**TASK STATEMENT**
Find the word "slanted" in the data, then copy each line where it is found.

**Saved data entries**

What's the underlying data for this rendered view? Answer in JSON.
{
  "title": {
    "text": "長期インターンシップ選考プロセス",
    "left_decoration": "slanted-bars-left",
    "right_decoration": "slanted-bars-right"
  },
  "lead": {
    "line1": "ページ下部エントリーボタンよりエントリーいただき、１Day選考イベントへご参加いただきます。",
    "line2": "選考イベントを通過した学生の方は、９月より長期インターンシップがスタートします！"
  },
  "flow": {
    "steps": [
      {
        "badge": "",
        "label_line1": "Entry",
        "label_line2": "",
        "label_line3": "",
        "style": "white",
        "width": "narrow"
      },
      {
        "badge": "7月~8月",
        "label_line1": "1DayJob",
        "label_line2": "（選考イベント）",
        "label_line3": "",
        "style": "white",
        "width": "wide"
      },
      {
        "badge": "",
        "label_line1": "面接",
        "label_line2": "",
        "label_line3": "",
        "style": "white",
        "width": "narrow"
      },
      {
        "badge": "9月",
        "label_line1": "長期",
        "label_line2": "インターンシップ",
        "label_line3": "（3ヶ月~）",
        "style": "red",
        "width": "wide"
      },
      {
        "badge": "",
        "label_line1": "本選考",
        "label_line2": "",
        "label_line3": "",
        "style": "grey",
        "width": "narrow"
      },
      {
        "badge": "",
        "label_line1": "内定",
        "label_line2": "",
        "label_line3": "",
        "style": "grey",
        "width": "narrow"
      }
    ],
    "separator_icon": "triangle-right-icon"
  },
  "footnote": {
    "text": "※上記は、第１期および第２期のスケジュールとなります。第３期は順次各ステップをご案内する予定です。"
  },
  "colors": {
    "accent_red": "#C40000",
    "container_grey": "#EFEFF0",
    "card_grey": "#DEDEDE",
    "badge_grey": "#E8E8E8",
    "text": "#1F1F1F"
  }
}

**RESPONSE**
    "left_decoration": "slanted-bars-left",
    "right_decoration": "slanted-bars-right"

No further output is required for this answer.